Record extracts.
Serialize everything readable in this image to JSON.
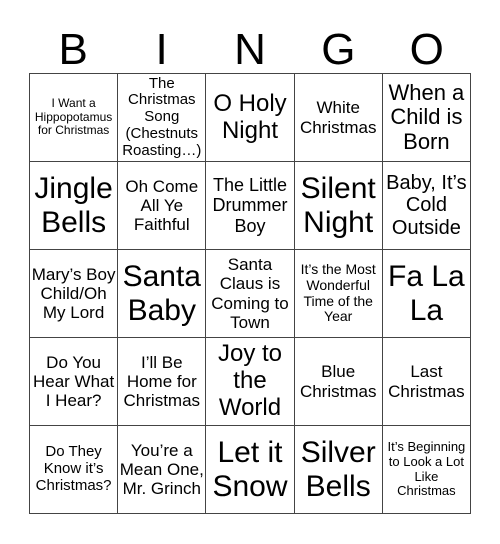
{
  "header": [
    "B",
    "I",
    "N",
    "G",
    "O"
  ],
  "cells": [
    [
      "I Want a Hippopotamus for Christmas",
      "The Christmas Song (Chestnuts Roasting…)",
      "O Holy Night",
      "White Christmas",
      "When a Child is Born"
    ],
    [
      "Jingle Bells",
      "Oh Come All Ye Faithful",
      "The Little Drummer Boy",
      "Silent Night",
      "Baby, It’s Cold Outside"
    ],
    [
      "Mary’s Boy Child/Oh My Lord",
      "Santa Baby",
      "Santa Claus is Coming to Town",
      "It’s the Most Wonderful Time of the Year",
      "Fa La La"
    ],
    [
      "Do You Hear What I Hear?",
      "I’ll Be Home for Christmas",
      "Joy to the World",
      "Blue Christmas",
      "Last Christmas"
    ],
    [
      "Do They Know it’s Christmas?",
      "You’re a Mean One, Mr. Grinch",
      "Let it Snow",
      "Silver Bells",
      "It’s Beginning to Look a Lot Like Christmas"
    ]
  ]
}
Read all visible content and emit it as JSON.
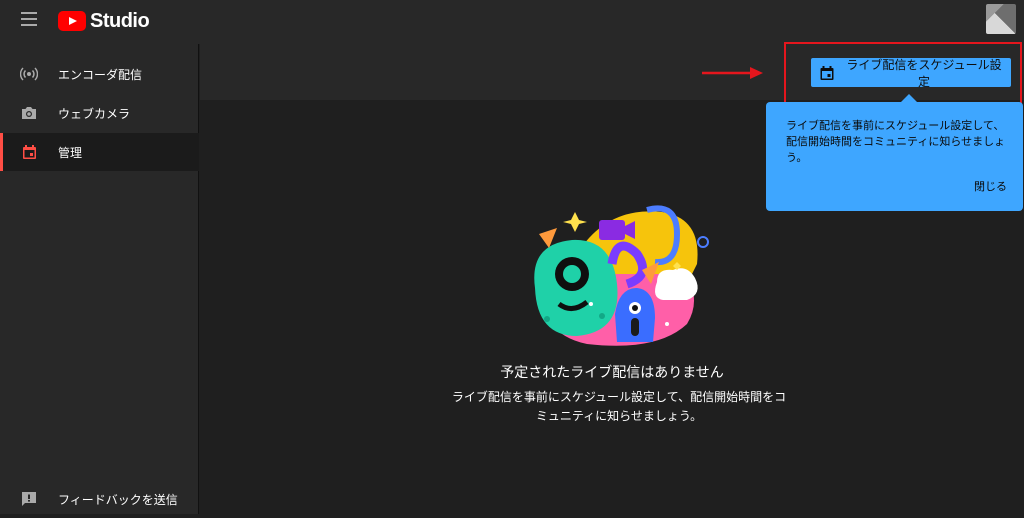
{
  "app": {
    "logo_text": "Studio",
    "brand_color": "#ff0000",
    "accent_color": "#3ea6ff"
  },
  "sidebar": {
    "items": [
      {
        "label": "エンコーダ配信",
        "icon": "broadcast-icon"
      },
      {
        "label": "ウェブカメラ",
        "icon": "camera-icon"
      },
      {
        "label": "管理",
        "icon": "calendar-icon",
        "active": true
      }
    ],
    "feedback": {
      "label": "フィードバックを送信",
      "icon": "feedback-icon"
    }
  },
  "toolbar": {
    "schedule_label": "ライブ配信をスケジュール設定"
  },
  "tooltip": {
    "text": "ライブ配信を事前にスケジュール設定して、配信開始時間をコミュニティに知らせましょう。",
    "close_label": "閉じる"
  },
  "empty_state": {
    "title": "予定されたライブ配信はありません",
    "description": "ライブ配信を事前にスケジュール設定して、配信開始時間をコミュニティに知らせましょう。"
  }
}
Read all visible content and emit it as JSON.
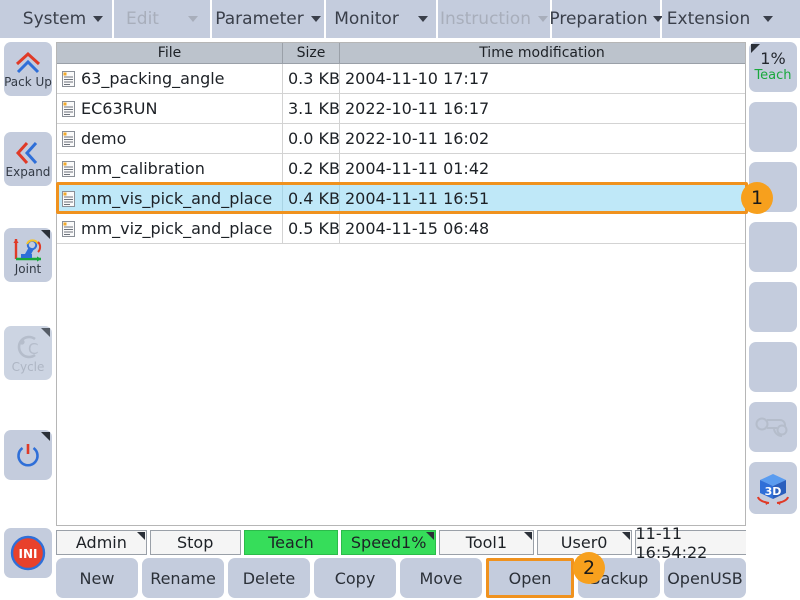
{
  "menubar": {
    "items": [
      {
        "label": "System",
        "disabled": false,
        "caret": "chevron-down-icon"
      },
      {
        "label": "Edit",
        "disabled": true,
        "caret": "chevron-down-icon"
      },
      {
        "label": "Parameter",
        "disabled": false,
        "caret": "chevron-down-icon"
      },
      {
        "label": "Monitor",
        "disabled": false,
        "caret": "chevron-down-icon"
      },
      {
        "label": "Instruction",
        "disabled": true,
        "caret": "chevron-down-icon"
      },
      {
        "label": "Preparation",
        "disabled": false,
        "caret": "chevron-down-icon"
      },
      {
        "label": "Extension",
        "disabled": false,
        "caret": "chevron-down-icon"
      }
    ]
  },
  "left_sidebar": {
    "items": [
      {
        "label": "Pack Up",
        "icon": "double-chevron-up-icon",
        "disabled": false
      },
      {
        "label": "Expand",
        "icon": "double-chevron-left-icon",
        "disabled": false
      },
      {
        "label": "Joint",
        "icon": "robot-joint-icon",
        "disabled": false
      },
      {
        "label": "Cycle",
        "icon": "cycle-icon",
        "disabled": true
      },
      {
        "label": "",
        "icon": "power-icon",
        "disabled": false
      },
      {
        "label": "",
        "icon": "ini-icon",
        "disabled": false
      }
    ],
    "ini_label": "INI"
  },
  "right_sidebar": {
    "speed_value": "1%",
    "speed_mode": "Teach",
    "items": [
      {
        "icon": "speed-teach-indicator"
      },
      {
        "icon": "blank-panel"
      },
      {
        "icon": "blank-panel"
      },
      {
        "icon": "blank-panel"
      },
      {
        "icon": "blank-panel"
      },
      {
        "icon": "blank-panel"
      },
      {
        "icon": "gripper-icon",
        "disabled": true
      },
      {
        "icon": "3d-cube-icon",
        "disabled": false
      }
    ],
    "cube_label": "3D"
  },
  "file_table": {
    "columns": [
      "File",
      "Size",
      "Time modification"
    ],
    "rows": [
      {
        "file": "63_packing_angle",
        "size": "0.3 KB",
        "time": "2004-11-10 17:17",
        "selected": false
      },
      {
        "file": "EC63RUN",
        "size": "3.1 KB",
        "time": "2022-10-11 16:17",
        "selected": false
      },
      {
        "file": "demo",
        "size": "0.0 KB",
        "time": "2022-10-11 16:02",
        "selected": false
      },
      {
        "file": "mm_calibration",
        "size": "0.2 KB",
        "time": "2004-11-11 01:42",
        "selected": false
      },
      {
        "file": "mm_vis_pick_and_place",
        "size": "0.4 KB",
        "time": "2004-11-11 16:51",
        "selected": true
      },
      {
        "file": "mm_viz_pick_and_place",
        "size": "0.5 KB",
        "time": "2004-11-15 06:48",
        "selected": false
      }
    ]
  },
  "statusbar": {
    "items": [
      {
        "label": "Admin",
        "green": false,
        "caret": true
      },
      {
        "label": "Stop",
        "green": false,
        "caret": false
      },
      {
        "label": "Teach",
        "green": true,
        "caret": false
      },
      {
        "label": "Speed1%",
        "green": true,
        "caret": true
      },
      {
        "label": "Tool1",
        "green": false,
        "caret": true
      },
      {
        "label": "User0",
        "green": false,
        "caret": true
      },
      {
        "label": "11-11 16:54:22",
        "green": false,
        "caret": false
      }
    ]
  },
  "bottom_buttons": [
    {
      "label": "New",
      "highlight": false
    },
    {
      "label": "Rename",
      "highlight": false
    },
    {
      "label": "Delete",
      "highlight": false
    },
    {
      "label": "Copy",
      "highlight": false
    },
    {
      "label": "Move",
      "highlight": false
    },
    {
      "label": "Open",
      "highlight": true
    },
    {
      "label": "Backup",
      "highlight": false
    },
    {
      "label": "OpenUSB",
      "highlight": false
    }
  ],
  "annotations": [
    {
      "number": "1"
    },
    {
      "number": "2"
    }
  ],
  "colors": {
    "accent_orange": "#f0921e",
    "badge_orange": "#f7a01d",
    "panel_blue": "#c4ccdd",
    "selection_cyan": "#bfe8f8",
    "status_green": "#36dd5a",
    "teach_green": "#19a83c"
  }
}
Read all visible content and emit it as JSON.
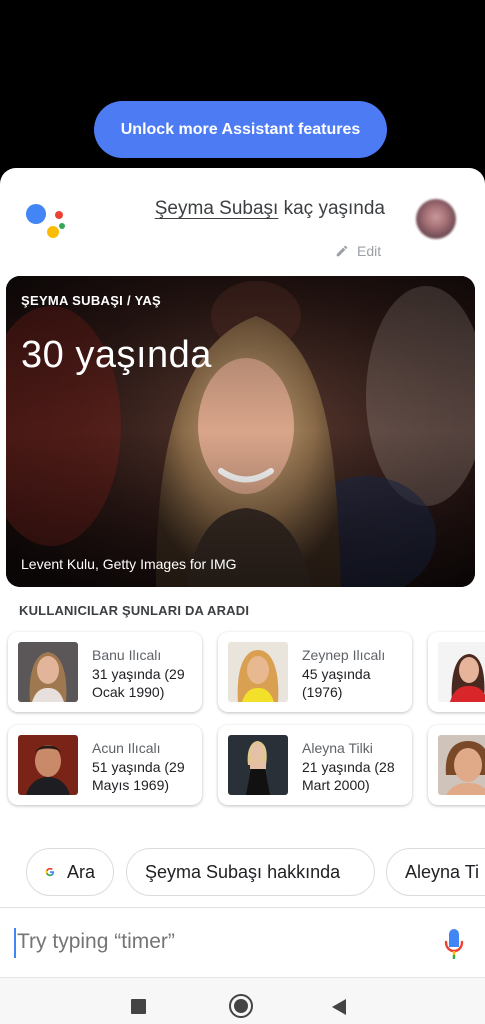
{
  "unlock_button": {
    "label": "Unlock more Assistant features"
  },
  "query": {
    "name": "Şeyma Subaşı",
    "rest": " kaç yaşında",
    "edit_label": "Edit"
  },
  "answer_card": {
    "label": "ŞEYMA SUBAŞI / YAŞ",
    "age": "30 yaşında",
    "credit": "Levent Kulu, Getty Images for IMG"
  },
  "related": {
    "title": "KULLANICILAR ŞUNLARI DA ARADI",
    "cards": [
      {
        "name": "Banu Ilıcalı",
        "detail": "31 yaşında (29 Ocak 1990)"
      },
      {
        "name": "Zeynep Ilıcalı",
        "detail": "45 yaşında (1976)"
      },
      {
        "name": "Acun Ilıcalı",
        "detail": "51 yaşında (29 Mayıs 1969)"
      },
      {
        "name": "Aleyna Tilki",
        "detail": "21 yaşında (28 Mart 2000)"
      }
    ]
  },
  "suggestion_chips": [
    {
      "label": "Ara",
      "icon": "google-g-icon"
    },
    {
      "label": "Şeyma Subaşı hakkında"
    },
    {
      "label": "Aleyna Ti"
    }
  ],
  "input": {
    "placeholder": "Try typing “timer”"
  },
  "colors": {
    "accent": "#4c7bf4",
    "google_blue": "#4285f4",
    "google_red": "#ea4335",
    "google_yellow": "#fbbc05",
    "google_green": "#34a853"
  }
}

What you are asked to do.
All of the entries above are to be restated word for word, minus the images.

Solution to this problem.
Serialize everything readable in this image to JSON.
{
  "header": [
    "B",
    "I",
    "N",
    "G",
    "O"
  ],
  "cells": [
    [
      "I Want a Hippopotamus for Christmas",
      "The Christmas Song (Chestnuts Roasting…)",
      "O Holy Night",
      "White Christmas",
      "When a Child is Born"
    ],
    [
      "Jingle Bells",
      "Oh Come All Ye Faithful",
      "The Little Drummer Boy",
      "Silent Night",
      "Baby, It’s Cold Outside"
    ],
    [
      "Mary’s Boy Child/Oh My Lord",
      "Santa Baby",
      "Santa Claus is Coming to Town",
      "It’s the Most Wonderful Time of the Year",
      "Fa La La"
    ],
    [
      "Do You Hear What I Hear?",
      "I’ll Be Home for Christmas",
      "Joy to the World",
      "Blue Christmas",
      "Last Christmas"
    ],
    [
      "Do They Know it’s Christmas?",
      "You’re a Mean One, Mr. Grinch",
      "Let it Snow",
      "Silver Bells",
      "It’s Beginning to Look a Lot Like Christmas"
    ]
  ]
}
Read all visible content and emit it as JSON.
{
  "app": {
    "logo_text": "Studio",
    "brand_color": "#ff0000",
    "accent_color": "#3ea6ff"
  },
  "sidebar": {
    "items": [
      {
        "label": "エンコーダ配信",
        "icon": "broadcast-icon"
      },
      {
        "label": "ウェブカメラ",
        "icon": "camera-icon"
      },
      {
        "label": "管理",
        "icon": "calendar-icon",
        "active": true
      }
    ],
    "feedback": {
      "label": "フィードバックを送信",
      "icon": "feedback-icon"
    }
  },
  "toolbar": {
    "schedule_label": "ライブ配信をスケジュール設定"
  },
  "tooltip": {
    "text": "ライブ配信を事前にスケジュール設定して、配信開始時間をコミュニティに知らせましょう。",
    "close_label": "閉じる"
  },
  "empty_state": {
    "title": "予定されたライブ配信はありません",
    "description": "ライブ配信を事前にスケジュール設定して、配信開始時間をコミュニティに知らせましょう。"
  }
}
Read all visible content and emit it as JSON.
{
  "menubar": {
    "items": [
      {
        "label": "System",
        "disabled": false,
        "caret": "chevron-down-icon"
      },
      {
        "label": "Edit",
        "disabled": true,
        "caret": "chevron-down-icon"
      },
      {
        "label": "Parameter",
        "disabled": false,
        "caret": "chevron-down-icon"
      },
      {
        "label": "Monitor",
        "disabled": false,
        "caret": "chevron-down-icon"
      },
      {
        "label": "Instruction",
        "disabled": true,
        "caret": "chevron-down-icon"
      },
      {
        "label": "Preparation",
        "disabled": false,
        "caret": "chevron-down-icon"
      },
      {
        "label": "Extension",
        "disabled": false,
        "caret": "chevron-down-icon"
      }
    ]
  },
  "left_sidebar": {
    "items": [
      {
        "label": "Pack Up",
        "icon": "double-chevron-up-icon",
        "disabled": false
      },
      {
        "label": "Expand",
        "icon": "double-chevron-left-icon",
        "disabled": false
      },
      {
        "label": "Joint",
        "icon": "robot-joint-icon",
        "disabled": false
      },
      {
        "label": "Cycle",
        "icon": "cycle-icon",
        "disabled": true
      },
      {
        "label": "",
        "icon": "power-icon",
        "disabled": false
      },
      {
        "label": "",
        "icon": "ini-icon",
        "disabled": false
      }
    ],
    "ini_label": "INI"
  },
  "right_sidebar": {
    "speed_value": "1%",
    "speed_mode": "Teach",
    "items": [
      {
        "icon": "speed-teach-indicator"
      },
      {
        "icon": "blank-panel"
      },
      {
        "icon": "blank-panel"
      },
      {
        "icon": "blank-panel"
      },
      {
        "icon": "blank-panel"
      },
      {
        "icon": "blank-panel"
      },
      {
        "icon": "gripper-icon",
        "disabled": true
      },
      {
        "icon": "3d-cube-icon",
        "disabled": false
      }
    ],
    "cube_label": "3D"
  },
  "file_table": {
    "columns": [
      "File",
      "Size",
      "Time modification"
    ],
    "rows": [
      {
        "file": "63_packing_angle",
        "size": "0.3 KB",
        "time": "2004-11-10 17:17",
        "selected": false
      },
      {
        "file": "EC63RUN",
        "size": "3.1 KB",
        "time": "2022-10-11 16:17",
        "selected": false
      },
      {
        "file": "demo",
        "size": "0.0 KB",
        "time": "2022-10-11 16:02",
        "selected": false
      },
      {
        "file": "mm_calibration",
        "size": "0.2 KB",
        "time": "2004-11-11 01:42",
        "selected": false
      },
      {
        "file": "mm_vis_pick_and_place",
        "size": "0.4 KB",
        "time": "2004-11-11 16:51",
        "selected": true
      },
      {
        "file": "mm_viz_pick_and_place",
        "size": "0.5 KB",
        "time": "2004-11-15 06:48",
        "selected": false
      }
    ]
  },
  "statusbar": {
    "items": [
      {
        "label": "Admin",
        "green": false,
        "caret": true
      },
      {
        "label": "Stop",
        "green": false,
        "caret": false
      },
      {
        "label": "Teach",
        "green": true,
        "caret": false
      },
      {
        "label": "Speed1%",
        "green": true,
        "caret": true
      },
      {
        "label": "Tool1",
        "green": false,
        "caret": true
      },
      {
        "label": "User0",
        "green": false,
        "caret": true
      },
      {
        "label": "11-11 16:54:22",
        "green": false,
        "caret": false
      }
    ]
  },
  "bottom_buttons": [
    {
      "label": "New",
      "highlight": false
    },
    {
      "label": "Rename",
      "highlight": false
    },
    {
      "label": "Delete",
      "highlight": false
    },
    {
      "label": "Copy",
      "highlight": false
    },
    {
      "label": "Move",
      "highlight": false
    },
    {
      "label": "Open",
      "highlight": true
    },
    {
      "label": "Backup",
      "highlight": false
    },
    {
      "label": "OpenUSB",
      "highlight": false
    }
  ],
  "annotations": [
    {
      "number": "1"
    },
    {
      "number": "2"
    }
  ],
  "colors": {
    "accent_orange": "#f0921e",
    "badge_orange": "#f7a01d",
    "panel_blue": "#c4ccdd",
    "selection_cyan": "#bfe8f8",
    "status_green": "#36dd5a",
    "teach_green": "#19a83c"
  }
}
Read all visible content and emit it as JSON.
{
  "unlock_button": {
    "label": "Unlock more Assistant features"
  },
  "query": {
    "name": "Şeyma Subaşı",
    "rest": " kaç yaşında",
    "edit_label": "Edit"
  },
  "answer_card": {
    "label": "ŞEYMA SUBAŞI / YAŞ",
    "age": "30 yaşında",
    "credit": "Levent Kulu, Getty Images for IMG"
  },
  "related": {
    "title": "KULLANICILAR ŞUNLARI DA ARADI",
    "cards": [
      {
        "name": "Banu Ilıcalı",
        "detail": "31 yaşında (29 Ocak 1990)"
      },
      {
        "name": "Zeynep Ilıcalı",
        "detail": "45 yaşında (1976)"
      },
      {
        "name": "Acun Ilıcalı",
        "detail": "51 yaşında (29 Mayıs 1969)"
      },
      {
        "name": "Aleyna Tilki",
        "detail": "21 yaşında (28 Mart 2000)"
      }
    ]
  },
  "suggestion_chips": [
    {
      "label": "Ara",
      "icon": "google-g-icon"
    },
    {
      "label": "Şeyma Subaşı hakkında"
    },
    {
      "label": "Aleyna Ti"
    }
  ],
  "input": {
    "placeholder": "Try typing “timer”"
  },
  "colors": {
    "accent": "#4c7bf4",
    "google_blue": "#4285f4",
    "google_red": "#ea4335",
    "google_yellow": "#fbbc05",
    "google_green": "#34a853"
  }
}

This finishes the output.